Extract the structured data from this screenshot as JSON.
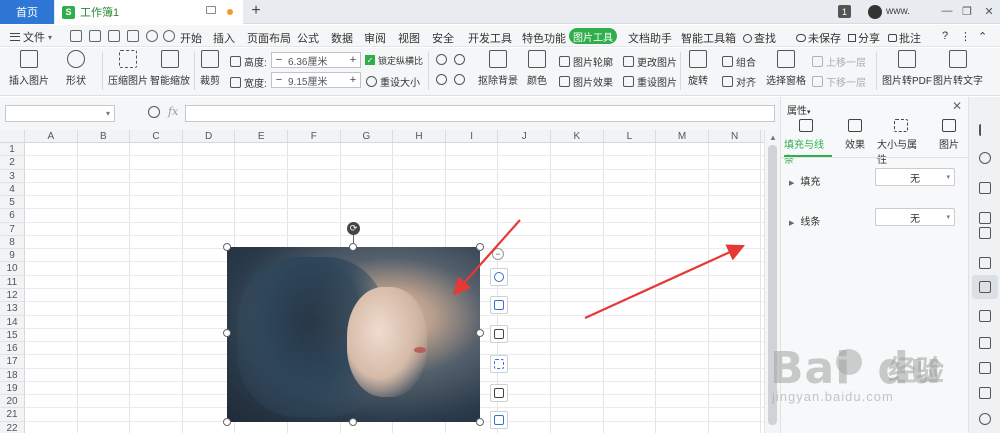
{
  "tabs": {
    "home": "首页",
    "doc_icon": "S",
    "doc_title": "工作簿1",
    "add": "+",
    "badge": "1",
    "user": "www.",
    "min": "—",
    "restore": "❐",
    "close": "✕"
  },
  "menu": {
    "file": "文件",
    "file_caret": "▾",
    "items": [
      "开始",
      "插入",
      "页面布局",
      "公式",
      "数据",
      "审阅",
      "视图",
      "安全",
      "开发工具",
      "特色功能"
    ],
    "active": "图片工具",
    "items_right": [
      "文档助手",
      "智能工具箱"
    ],
    "search": "查找",
    "unsaved": "未保存",
    "share": "分享",
    "annotate": "批注",
    "help": "?"
  },
  "ribbon": {
    "insert_picture": "插入图片",
    "shape": "形状",
    "compress": "压缩图片",
    "smart_zoom": "智能缩放",
    "crop": "裁剪",
    "height_label": "高度:",
    "height_value": "6.36厘米",
    "width_label": "宽度:",
    "width_value": "9.15厘米",
    "lock_ratio": "锁定纵横比",
    "reset_size": "重设大小",
    "remove_bg": "抠除背景",
    "color": "颜色",
    "outline": "图片轮廓",
    "effects": "图片效果",
    "change_pic": "更改图片",
    "reset_pic": "重设图片",
    "rotate": "旋转",
    "group": "组合",
    "align": "对齐",
    "selection_pane": "选择窗格",
    "bring_forward": "上移一层",
    "send_backward": "下移一层",
    "to_pdf": "图片转PDF",
    "to_text": "图片转文字",
    "minus": "−",
    "plus": "+"
  },
  "formula": {
    "fx": "fx"
  },
  "sheet": {
    "columns": [
      "A",
      "B",
      "C",
      "D",
      "E",
      "F",
      "G",
      "H",
      "I",
      "J",
      "K",
      "L",
      "M",
      "N"
    ],
    "rows": [
      "1",
      "2",
      "3",
      "4",
      "5",
      "6",
      "7",
      "8",
      "9",
      "10",
      "11",
      "12",
      "13",
      "14",
      "15",
      "16",
      "17",
      "18",
      "19",
      "20",
      "21",
      "22"
    ]
  },
  "panel": {
    "title": "属性",
    "title_caret": "▾",
    "close": "✕",
    "tabs": [
      "填充与线条",
      "效果",
      "大小与属性",
      "图片"
    ],
    "fill_label": "填充",
    "fill_value": "无",
    "line_label": "线条",
    "line_value": "无"
  },
  "watermark": {
    "text": "Bai",
    "text2": "du",
    "cn": "经验",
    "url": "jingyan.baidu.com"
  },
  "colors": {
    "accent_green": "#2fae4b",
    "tab_blue": "#2f77d4",
    "arrow_red": "#e53935"
  }
}
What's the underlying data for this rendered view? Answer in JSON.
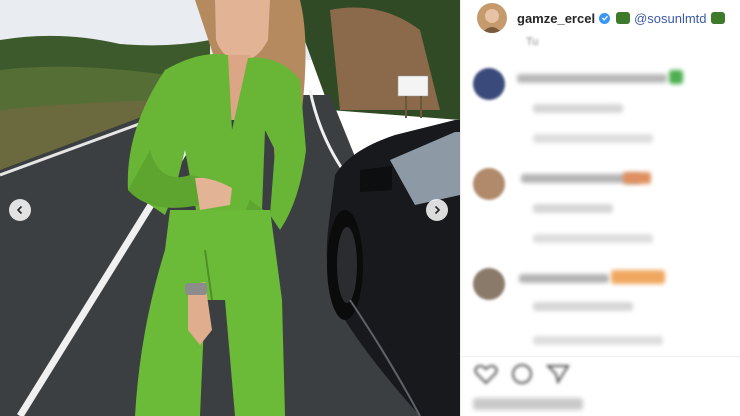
{
  "post": {
    "username": "gamze_ercel",
    "mention": "@sosunlmtd",
    "caption_snippet": "Tu",
    "verified_color": "#3897f0"
  },
  "icons": {
    "prev": "chevron-left-icon",
    "next": "chevron-right-icon",
    "verified": "verified-badge-icon",
    "like": "heart-icon",
    "comment": "comment-icon",
    "share": "share-icon"
  },
  "colors": {
    "jumpsuit": "#6fbf3a",
    "road": "#3a3d40",
    "sky": "#e8edf2",
    "car": "#17191c"
  }
}
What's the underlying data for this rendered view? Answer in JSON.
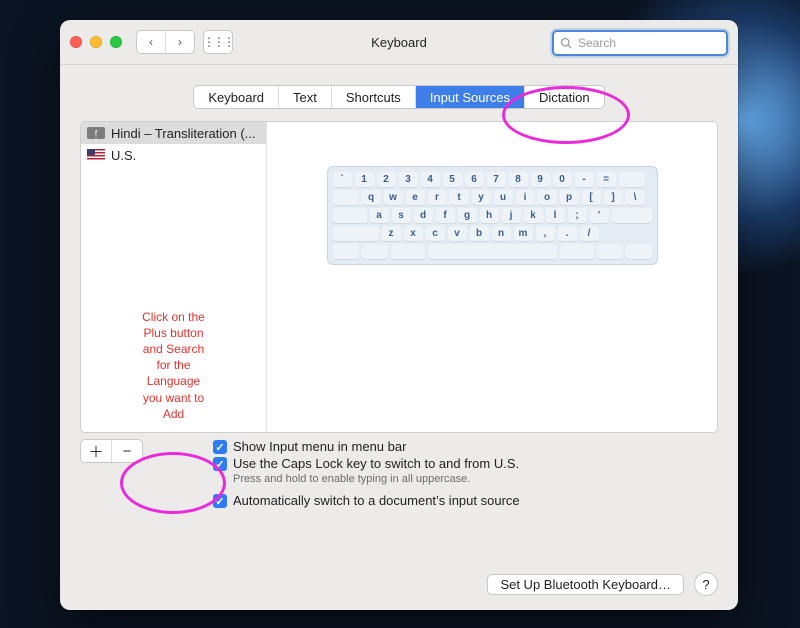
{
  "window": {
    "title": "Keyboard"
  },
  "search": {
    "placeholder": "Search"
  },
  "tabs": {
    "keyboard": "Keyboard",
    "text": "Text",
    "shortcuts": "Shortcuts",
    "input_sources": "Input Sources",
    "dictation": "Dictation"
  },
  "sources": [
    {
      "label": "Hindi – Transliteration (..."
    },
    {
      "label": "U.S."
    }
  ],
  "hint": "Click on the\nPlus button\nand Search\nfor the\nLanguage\nyou want to\nAdd",
  "keyboard_rows": [
    [
      "`",
      "1",
      "2",
      "3",
      "4",
      "5",
      "6",
      "7",
      "8",
      "9",
      "0",
      "-",
      "="
    ],
    [
      "q",
      "w",
      "e",
      "r",
      "t",
      "y",
      "u",
      "i",
      "o",
      "p",
      "[",
      "]",
      "\\"
    ],
    [
      "a",
      "s",
      "d",
      "f",
      "g",
      "h",
      "j",
      "k",
      "l",
      ";",
      "'"
    ],
    [
      "z",
      "x",
      "c",
      "v",
      "b",
      "n",
      "m",
      ",",
      ".",
      "/"
    ]
  ],
  "options": {
    "show_input_menu": "Show Input menu in menu bar",
    "caps_lock": "Use the Caps Lock key to switch to and from U.S.",
    "caps_lock_sub": "Press and hold to enable typing in all uppercase.",
    "auto_switch": "Automatically switch to a document’s input source"
  },
  "footer": {
    "bluetooth": "Set Up Bluetooth Keyboard…",
    "help": "?"
  },
  "icons": {
    "back": "‹",
    "forward": "›",
    "grid": "⋮⋮⋮",
    "add": "＋",
    "remove": "−",
    "check": "✓",
    "hi_glyph": "f̥"
  }
}
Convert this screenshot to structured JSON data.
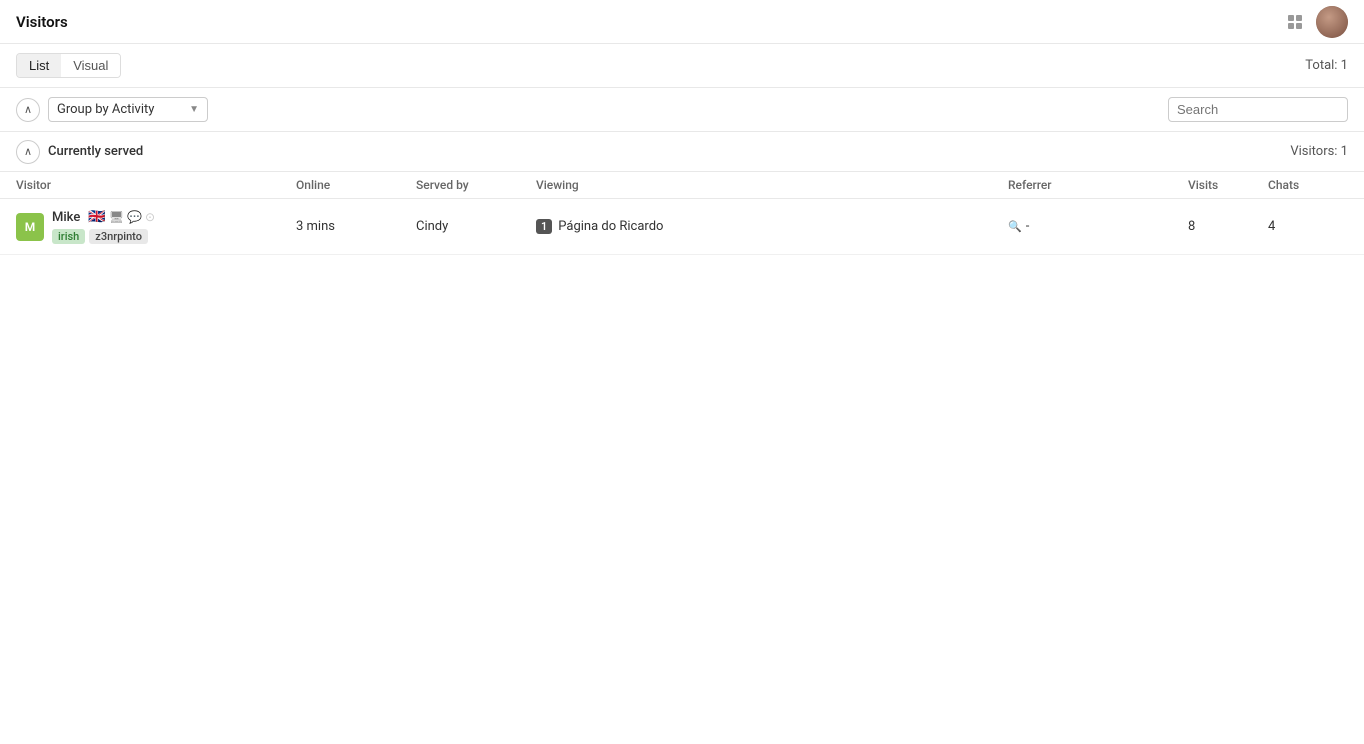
{
  "header": {
    "title": "Visitors",
    "total_label": "Total: 1",
    "grid_icon": "grid-icon",
    "avatar": "user-avatar"
  },
  "view_tabs": [
    {
      "id": "list",
      "label": "List",
      "active": true
    },
    {
      "id": "visual",
      "label": "Visual",
      "active": false
    }
  ],
  "filter": {
    "group_by_label": "Group by Activity",
    "search_placeholder": "Search",
    "collapse_icon": "chevron-up"
  },
  "section": {
    "title": "Currently served",
    "visitors_count_label": "Visitors: 1"
  },
  "table": {
    "columns": [
      "Visitor",
      "Online",
      "Served by",
      "Viewing",
      "Referrer",
      "Visits",
      "Chats"
    ],
    "rows": [
      {
        "visitor_name": "Mike",
        "visitor_initials": "M",
        "tags": [
          "irish",
          "z3nrpinto"
        ],
        "flags": [
          "🇬🇧"
        ],
        "devices": [
          "🖥",
          "💬",
          "⊙"
        ],
        "online": "3 mins",
        "served_by": "Cindy",
        "viewing_count": 1,
        "viewing_page": "Página do Ricardo",
        "referrer": "-",
        "visits": 8,
        "chats": 4
      }
    ]
  }
}
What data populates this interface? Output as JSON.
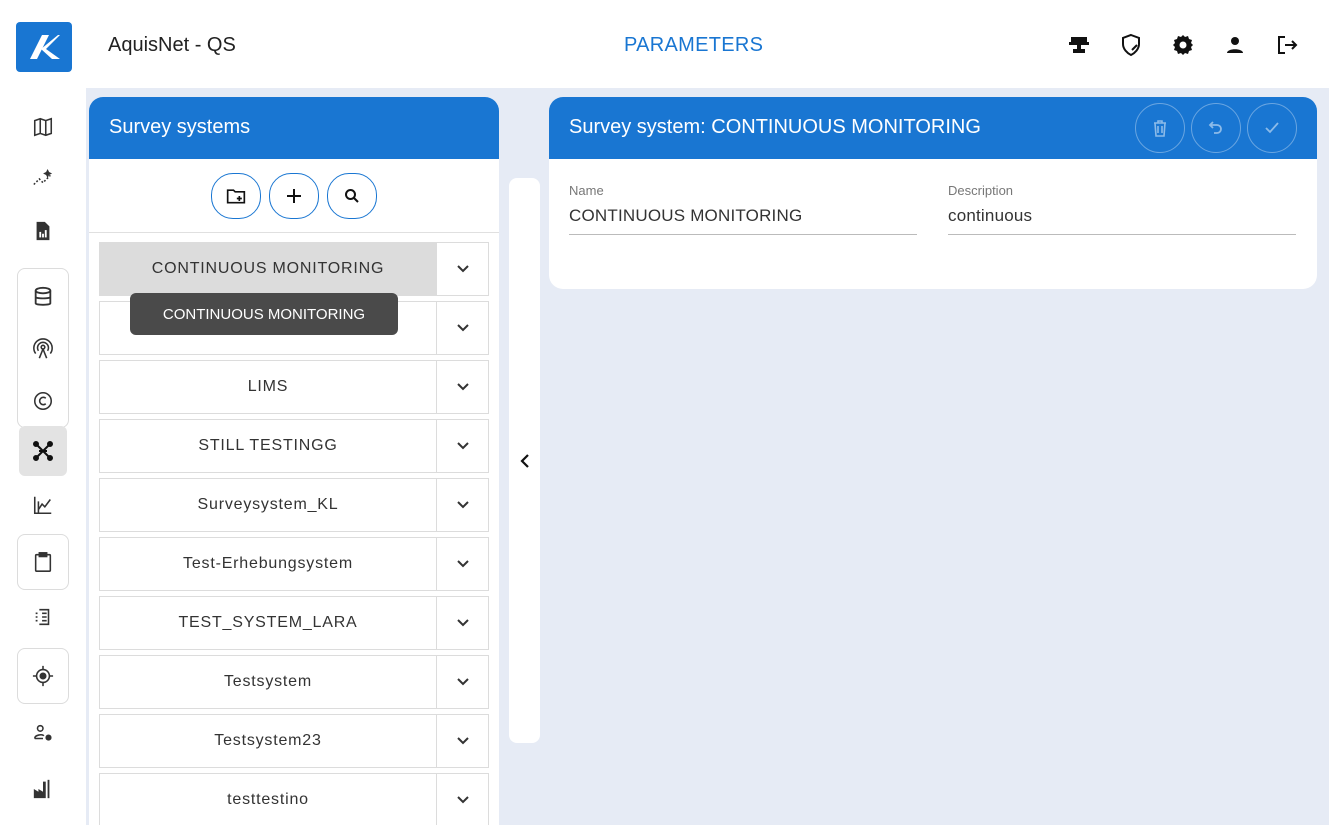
{
  "header": {
    "app_title": "AquisNet - QS",
    "page_title": "PARAMETERS",
    "icons": [
      "tools-icon",
      "shield-edit-icon",
      "gear-icon",
      "user-icon",
      "logout-icon"
    ]
  },
  "rail": {
    "items": [
      "map-icon",
      "trend-icon",
      "report-icon",
      "database-icon",
      "antenna-icon",
      "copyright-icon",
      "network-icon",
      "chart-icon",
      "clipboard-icon",
      "list-icon",
      "target-icon",
      "user-settings-icon",
      "factory-icon"
    ],
    "active": "network-icon"
  },
  "left_panel": {
    "title": "Survey systems",
    "tooltip": "CONTINUOUS MONITORING",
    "systems": [
      "CONTINUOUS MONITORING",
      "",
      "LIMS",
      "STILL TESTINGG",
      "Surveysystem_KL",
      "Test-Erhebungsystem",
      "TEST_SYSTEM_LARA",
      "Testsystem",
      "Testsystem23",
      "testtestino"
    ]
  },
  "detail": {
    "title": "Survey system: CONTINUOUS MONITORING",
    "name_label": "Name",
    "name_value": "CONTINUOUS MONITORING",
    "description_label": "Description",
    "description_value": "continuous"
  },
  "colors": {
    "primary": "#1976d2",
    "background": "#e6ebf5"
  }
}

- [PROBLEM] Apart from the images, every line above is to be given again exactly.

- [RESPONSE FOR THIS EXERCISE]
Extract the structured data from this screenshot as JSON.
{
  "tabs": {
    "home": "首页",
    "doc_icon": "S",
    "doc_title": "工作簿1",
    "add": "+",
    "badge": "1",
    "user": "www.",
    "min": "—",
    "restore": "❐",
    "close": "✕"
  },
  "menu": {
    "file": "文件",
    "file_caret": "▾",
    "items": [
      "开始",
      "插入",
      "页面布局",
      "公式",
      "数据",
      "审阅",
      "视图",
      "安全",
      "开发工具",
      "特色功能"
    ],
    "active": "图片工具",
    "items_right": [
      "文档助手",
      "智能工具箱"
    ],
    "search": "查找",
    "unsaved": "未保存",
    "share": "分享",
    "annotate": "批注",
    "help": "?"
  },
  "ribbon": {
    "insert_picture": "插入图片",
    "shape": "形状",
    "compress": "压缩图片",
    "smart_zoom": "智能缩放",
    "crop": "裁剪",
    "height_label": "高度:",
    "height_value": "6.36厘米",
    "width_label": "宽度:",
    "width_value": "9.15厘米",
    "lock_ratio": "锁定纵横比",
    "reset_size": "重设大小",
    "remove_bg": "抠除背景",
    "color": "颜色",
    "outline": "图片轮廓",
    "effects": "图片效果",
    "change_pic": "更改图片",
    "reset_pic": "重设图片",
    "rotate": "旋转",
    "group": "组合",
    "align": "对齐",
    "selection_pane": "选择窗格",
    "bring_forward": "上移一层",
    "send_backward": "下移一层",
    "to_pdf": "图片转PDF",
    "to_text": "图片转文字",
    "minus": "−",
    "plus": "+"
  },
  "formula": {
    "fx": "fx"
  },
  "sheet": {
    "columns": [
      "A",
      "B",
      "C",
      "D",
      "E",
      "F",
      "G",
      "H",
      "I",
      "J",
      "K",
      "L",
      "M",
      "N"
    ],
    "rows": [
      "1",
      "2",
      "3",
      "4",
      "5",
      "6",
      "7",
      "8",
      "9",
      "10",
      "11",
      "12",
      "13",
      "14",
      "15",
      "16",
      "17",
      "18",
      "19",
      "20",
      "21",
      "22"
    ]
  },
  "panel": {
    "title": "属性",
    "title_caret": "▾",
    "close": "✕",
    "tabs": [
      "填充与线条",
      "效果",
      "大小与属性",
      "图片"
    ],
    "fill_label": "填充",
    "fill_value": "无",
    "line_label": "线条",
    "line_value": "无"
  },
  "watermark": {
    "text": "Bai",
    "text2": "du",
    "cn": "经验",
    "url": "jingyan.baidu.com"
  },
  "colors": {
    "accent_green": "#2fae4b",
    "tab_blue": "#2f77d4",
    "arrow_red": "#e53935"
  }
}
What's the underlying data for this rendered view? Answer in JSON.
{
  "post": {
    "username": "gamze_ercel",
    "mention": "@sosunlmtd",
    "caption_snippet": "Tu",
    "verified_color": "#3897f0"
  },
  "icons": {
    "prev": "chevron-left-icon",
    "next": "chevron-right-icon",
    "verified": "verified-badge-icon",
    "like": "heart-icon",
    "comment": "comment-icon",
    "share": "share-icon"
  },
  "colors": {
    "jumpsuit": "#6fbf3a",
    "road": "#3a3d40",
    "sky": "#e8edf2",
    "car": "#17191c"
  }
}
What's the underlying data for this rendered view? Answer in JSON.
{
  "window": {
    "title": "Keyboard"
  },
  "search": {
    "placeholder": "Search"
  },
  "tabs": {
    "keyboard": "Keyboard",
    "text": "Text",
    "shortcuts": "Shortcuts",
    "input_sources": "Input Sources",
    "dictation": "Dictation"
  },
  "sources": [
    {
      "label": "Hindi – Transliteration (..."
    },
    {
      "label": "U.S."
    }
  ],
  "hint": "Click on the\nPlus button\nand Search\nfor the\nLanguage\nyou want to\nAdd",
  "keyboard_rows": [
    [
      "`",
      "1",
      "2",
      "3",
      "4",
      "5",
      "6",
      "7",
      "8",
      "9",
      "0",
      "-",
      "="
    ],
    [
      "q",
      "w",
      "e",
      "r",
      "t",
      "y",
      "u",
      "i",
      "o",
      "p",
      "[",
      "]",
      "\\"
    ],
    [
      "a",
      "s",
      "d",
      "f",
      "g",
      "h",
      "j",
      "k",
      "l",
      ";",
      "'"
    ],
    [
      "z",
      "x",
      "c",
      "v",
      "b",
      "n",
      "m",
      ",",
      ".",
      "/"
    ]
  ],
  "options": {
    "show_input_menu": "Show Input menu in menu bar",
    "caps_lock": "Use the Caps Lock key to switch to and from U.S.",
    "caps_lock_sub": "Press and hold to enable typing in all uppercase.",
    "auto_switch": "Automatically switch to a document’s input source"
  },
  "footer": {
    "bluetooth": "Set Up Bluetooth Keyboard…",
    "help": "?"
  },
  "icons": {
    "back": "‹",
    "forward": "›",
    "grid": "⋮⋮⋮",
    "add": "＋",
    "remove": "−",
    "check": "✓",
    "hi_glyph": "f̥"
  }
}
Convert this screenshot to structured JSON data.
{
  "header": {
    "title": "Visitors",
    "total_label": "Total: 1",
    "grid_icon": "grid-icon",
    "avatar": "user-avatar"
  },
  "view_tabs": [
    {
      "id": "list",
      "label": "List",
      "active": true
    },
    {
      "id": "visual",
      "label": "Visual",
      "active": false
    }
  ],
  "filter": {
    "group_by_label": "Group by Activity",
    "search_placeholder": "Search",
    "collapse_icon": "chevron-up"
  },
  "section": {
    "title": "Currently served",
    "visitors_count_label": "Visitors: 1"
  },
  "table": {
    "columns": [
      "Visitor",
      "Online",
      "Served by",
      "Viewing",
      "Referrer",
      "Visits",
      "Chats"
    ],
    "rows": [
      {
        "visitor_name": "Mike",
        "visitor_initials": "M",
        "tags": [
          "irish",
          "z3nrpinto"
        ],
        "flags": [
          "🇬🇧"
        ],
        "devices": [
          "🖥",
          "💬",
          "⊙"
        ],
        "online": "3 mins",
        "served_by": "Cindy",
        "viewing_count": 1,
        "viewing_page": "Página do Ricardo",
        "referrer": "-",
        "visits": 8,
        "chats": 4
      }
    ]
  }
}
What data populates this interface? Output as JSON.
{
  "header": {
    "app_title": "AquisNet - QS",
    "page_title": "PARAMETERS",
    "icons": [
      "tools-icon",
      "shield-edit-icon",
      "gear-icon",
      "user-icon",
      "logout-icon"
    ]
  },
  "rail": {
    "items": [
      "map-icon",
      "trend-icon",
      "report-icon",
      "database-icon",
      "antenna-icon",
      "copyright-icon",
      "network-icon",
      "chart-icon",
      "clipboard-icon",
      "list-icon",
      "target-icon",
      "user-settings-icon",
      "factory-icon"
    ],
    "active": "network-icon"
  },
  "left_panel": {
    "title": "Survey systems",
    "tooltip": "CONTINUOUS MONITORING",
    "systems": [
      "CONTINUOUS MONITORING",
      "",
      "LIMS",
      "STILL TESTINGG",
      "Surveysystem_KL",
      "Test-Erhebungsystem",
      "TEST_SYSTEM_LARA",
      "Testsystem",
      "Testsystem23",
      "testtestino"
    ]
  },
  "detail": {
    "title": "Survey system: CONTINUOUS MONITORING",
    "name_label": "Name",
    "name_value": "CONTINUOUS MONITORING",
    "description_label": "Description",
    "description_value": "continuous"
  },
  "colors": {
    "primary": "#1976d2",
    "background": "#e6ebf5"
  }
}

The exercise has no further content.